How an online community shifted the way I read.
I joined #Bookstagram almost five years ago. If this is the first time you’ve seen that word — Bookstagram — it’s a hashtag that connects millions of readers on Instagram. These readers populate the hashtag with beautiful photos of everything from book stacks and shots of indie bookstores to pics of novels perched alongside delicious-looking adult beverages.
As a reader, I can scroll through #Bookstagram on any given day and use it to escape from the real world.
But that’s just the superficial side of #Bookstagram. The real heart of the community is found in the images’ captions and in the comments section. Personally, those comments and captions have changed the way I engage with literature so much that I now divide my reading life into “Before #Bookstagram” and “After #Bookstagram.”
Before #Bookstagram, there was no order to what I read. Recommendations would come from friends or co-workers and, in many cases, I didn’t end up enjoying them. It was hard to find books I could connect with or that I ended up loving. Suggestions from Bookstagrammers have happily changed all that.

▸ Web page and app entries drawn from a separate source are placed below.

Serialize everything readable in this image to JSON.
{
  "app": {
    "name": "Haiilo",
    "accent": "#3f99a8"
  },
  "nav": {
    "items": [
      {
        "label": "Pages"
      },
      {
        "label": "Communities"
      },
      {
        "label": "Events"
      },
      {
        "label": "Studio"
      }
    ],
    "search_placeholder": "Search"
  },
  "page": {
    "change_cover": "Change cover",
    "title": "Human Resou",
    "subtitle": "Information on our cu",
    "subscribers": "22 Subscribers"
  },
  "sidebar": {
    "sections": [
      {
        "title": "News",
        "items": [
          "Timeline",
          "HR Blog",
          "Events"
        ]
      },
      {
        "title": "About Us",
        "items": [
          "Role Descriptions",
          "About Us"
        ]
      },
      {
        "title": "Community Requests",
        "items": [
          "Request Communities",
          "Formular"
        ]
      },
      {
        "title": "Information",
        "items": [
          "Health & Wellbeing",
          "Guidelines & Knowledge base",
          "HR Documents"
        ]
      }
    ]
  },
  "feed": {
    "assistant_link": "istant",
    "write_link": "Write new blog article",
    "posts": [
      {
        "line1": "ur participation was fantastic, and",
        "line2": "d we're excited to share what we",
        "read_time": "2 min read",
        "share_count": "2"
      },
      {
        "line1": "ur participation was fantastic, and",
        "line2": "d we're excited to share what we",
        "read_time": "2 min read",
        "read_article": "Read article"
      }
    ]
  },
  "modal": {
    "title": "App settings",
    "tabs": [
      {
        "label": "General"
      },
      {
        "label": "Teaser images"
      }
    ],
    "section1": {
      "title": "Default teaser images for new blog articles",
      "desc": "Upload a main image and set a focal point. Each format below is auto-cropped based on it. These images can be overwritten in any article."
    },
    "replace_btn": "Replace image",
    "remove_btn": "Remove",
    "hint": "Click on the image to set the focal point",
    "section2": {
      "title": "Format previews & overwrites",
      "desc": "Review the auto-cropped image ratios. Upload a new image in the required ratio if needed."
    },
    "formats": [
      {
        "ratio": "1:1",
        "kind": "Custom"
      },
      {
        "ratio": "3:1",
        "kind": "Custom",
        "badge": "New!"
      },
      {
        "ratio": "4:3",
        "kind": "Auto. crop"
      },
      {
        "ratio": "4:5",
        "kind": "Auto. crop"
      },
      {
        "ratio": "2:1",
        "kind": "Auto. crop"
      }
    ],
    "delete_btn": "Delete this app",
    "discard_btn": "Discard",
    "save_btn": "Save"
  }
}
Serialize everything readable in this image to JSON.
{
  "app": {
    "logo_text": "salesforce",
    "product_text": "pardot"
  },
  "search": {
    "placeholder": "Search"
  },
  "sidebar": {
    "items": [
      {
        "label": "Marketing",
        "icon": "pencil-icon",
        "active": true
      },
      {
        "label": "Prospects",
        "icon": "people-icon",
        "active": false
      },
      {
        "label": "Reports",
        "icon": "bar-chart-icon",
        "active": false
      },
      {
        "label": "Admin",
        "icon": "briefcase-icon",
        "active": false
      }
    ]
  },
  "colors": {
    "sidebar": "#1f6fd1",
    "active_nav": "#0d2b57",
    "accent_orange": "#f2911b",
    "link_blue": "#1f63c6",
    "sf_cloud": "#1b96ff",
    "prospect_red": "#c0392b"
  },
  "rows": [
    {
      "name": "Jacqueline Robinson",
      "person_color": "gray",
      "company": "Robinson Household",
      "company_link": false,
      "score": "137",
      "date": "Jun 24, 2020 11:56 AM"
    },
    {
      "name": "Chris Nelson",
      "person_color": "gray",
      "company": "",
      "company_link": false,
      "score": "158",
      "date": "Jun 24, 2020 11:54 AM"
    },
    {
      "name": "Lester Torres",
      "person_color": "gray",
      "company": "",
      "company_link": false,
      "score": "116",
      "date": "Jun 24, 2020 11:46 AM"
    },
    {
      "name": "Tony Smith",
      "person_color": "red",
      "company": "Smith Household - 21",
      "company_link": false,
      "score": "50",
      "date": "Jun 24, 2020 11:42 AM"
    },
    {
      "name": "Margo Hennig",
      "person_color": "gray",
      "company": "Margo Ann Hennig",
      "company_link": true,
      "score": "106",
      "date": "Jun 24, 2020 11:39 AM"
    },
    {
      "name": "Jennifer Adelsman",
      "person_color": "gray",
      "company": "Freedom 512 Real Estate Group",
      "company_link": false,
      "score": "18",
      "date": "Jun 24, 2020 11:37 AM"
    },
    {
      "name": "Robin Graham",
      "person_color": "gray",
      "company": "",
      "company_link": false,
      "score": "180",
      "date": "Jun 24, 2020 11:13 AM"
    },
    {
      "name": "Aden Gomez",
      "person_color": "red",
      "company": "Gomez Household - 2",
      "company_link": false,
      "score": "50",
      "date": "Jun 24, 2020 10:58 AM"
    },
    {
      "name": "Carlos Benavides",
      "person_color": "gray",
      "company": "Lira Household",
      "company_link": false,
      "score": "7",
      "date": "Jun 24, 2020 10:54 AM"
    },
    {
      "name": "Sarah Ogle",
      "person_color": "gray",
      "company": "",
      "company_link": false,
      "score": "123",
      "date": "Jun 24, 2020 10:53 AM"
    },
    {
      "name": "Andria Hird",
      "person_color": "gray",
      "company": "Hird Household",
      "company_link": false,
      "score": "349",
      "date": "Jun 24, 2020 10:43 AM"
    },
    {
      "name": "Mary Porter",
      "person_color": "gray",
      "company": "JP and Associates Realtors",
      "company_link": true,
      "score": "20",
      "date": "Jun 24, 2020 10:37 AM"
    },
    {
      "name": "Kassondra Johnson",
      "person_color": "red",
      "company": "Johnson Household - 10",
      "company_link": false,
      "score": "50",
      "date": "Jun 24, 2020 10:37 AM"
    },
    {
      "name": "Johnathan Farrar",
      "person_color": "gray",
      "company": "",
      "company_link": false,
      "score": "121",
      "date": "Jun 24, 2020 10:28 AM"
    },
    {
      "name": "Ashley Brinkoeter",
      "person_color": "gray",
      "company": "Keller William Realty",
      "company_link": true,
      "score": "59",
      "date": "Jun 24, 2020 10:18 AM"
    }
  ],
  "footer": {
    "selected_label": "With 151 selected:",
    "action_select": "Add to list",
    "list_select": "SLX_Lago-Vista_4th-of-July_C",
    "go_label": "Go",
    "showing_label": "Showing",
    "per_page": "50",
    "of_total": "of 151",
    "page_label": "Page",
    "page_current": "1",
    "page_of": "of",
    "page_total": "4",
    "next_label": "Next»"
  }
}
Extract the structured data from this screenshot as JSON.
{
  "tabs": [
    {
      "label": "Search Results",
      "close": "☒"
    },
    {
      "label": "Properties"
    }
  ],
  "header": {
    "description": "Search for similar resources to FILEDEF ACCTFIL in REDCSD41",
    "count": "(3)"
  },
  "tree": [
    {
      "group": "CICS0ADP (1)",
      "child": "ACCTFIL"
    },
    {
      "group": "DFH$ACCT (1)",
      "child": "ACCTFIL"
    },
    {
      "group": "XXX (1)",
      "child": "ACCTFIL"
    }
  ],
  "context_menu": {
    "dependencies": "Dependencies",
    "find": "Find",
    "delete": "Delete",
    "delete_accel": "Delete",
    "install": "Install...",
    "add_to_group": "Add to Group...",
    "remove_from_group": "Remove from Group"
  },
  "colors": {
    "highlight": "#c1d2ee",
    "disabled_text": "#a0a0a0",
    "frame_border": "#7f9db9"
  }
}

But fellow readers aren’t the only people who’ve impacted me. Authors and publishers are also part of the #Bookstagram community. A space initially built by readers has become a platform from which publishers and authors can promote books in a quick, efficient, and generally low-cost way.
Publishers may send Bookstagrammers free books in exchange for an honest review, or even partner with readers in hosting a book giveaway. These collaborative relationships can give any book the potential to reach millions of readers.
As a member of this robust community, I can vouch for the many instances #Bookstagram has sold me on books I wouldn’t otherwise read and made me run to my local bookstore in search of that title everyone is posting about!
But along with what I read, “After #Bookstagram” has unfortunately changed the way I read. Although I’m not legally obligated to read every complimentary book I receive, I often push myself to get through as many as possible so I can review them for fellow readers. To be honest, the time I spend enjoying books for their own sake has diminished since becoming part of #Bookstagram.
In a way, reading has turned into a job I don’t get paid for.
Yet I’m still passionate about being part of this community of readers. And so I work to find a balance between reading for pleasure and actively promoting books by authors of color and/or queer authors who don’t enjoy the same level of #Bookstagram buzz as others.
My hope is that the #Bookstagram community will continue to grow and that book lovers will continue to have a space in which to share their love of reading. If you’re interested in joining this community, I’d love to answer your questions in an upcoming column that I’ll call, “Bookstagram? What’s That? Help!”
In the meantime, to end this piece, here are a few novels I discovered and ended up loving thanks to #Bookstagram:
- Homegoing by Yaa Gyasi
- A Little Life by Hanya Yanagihara
- Juliet Takes a Breath by Gabby Rivera
- The Mothers by Brit Bennett
- Here Comes the Sun by Nicole Dennis-Benn
- We the Animals by Justin Torres
- The Wangs vs. the World by Jade Chang
- Fates and Furies by Lauren Groff
Lupita Aquino — better known as Lupita Reads — is the co-founder and current lead of LIT on H St. Book Club at Solid State Books. She is a passionate reader active in both the local and online book community through her Instagram blog, @Lupita.Reads. You can also catch her tweeting about books over at @lupita_reads.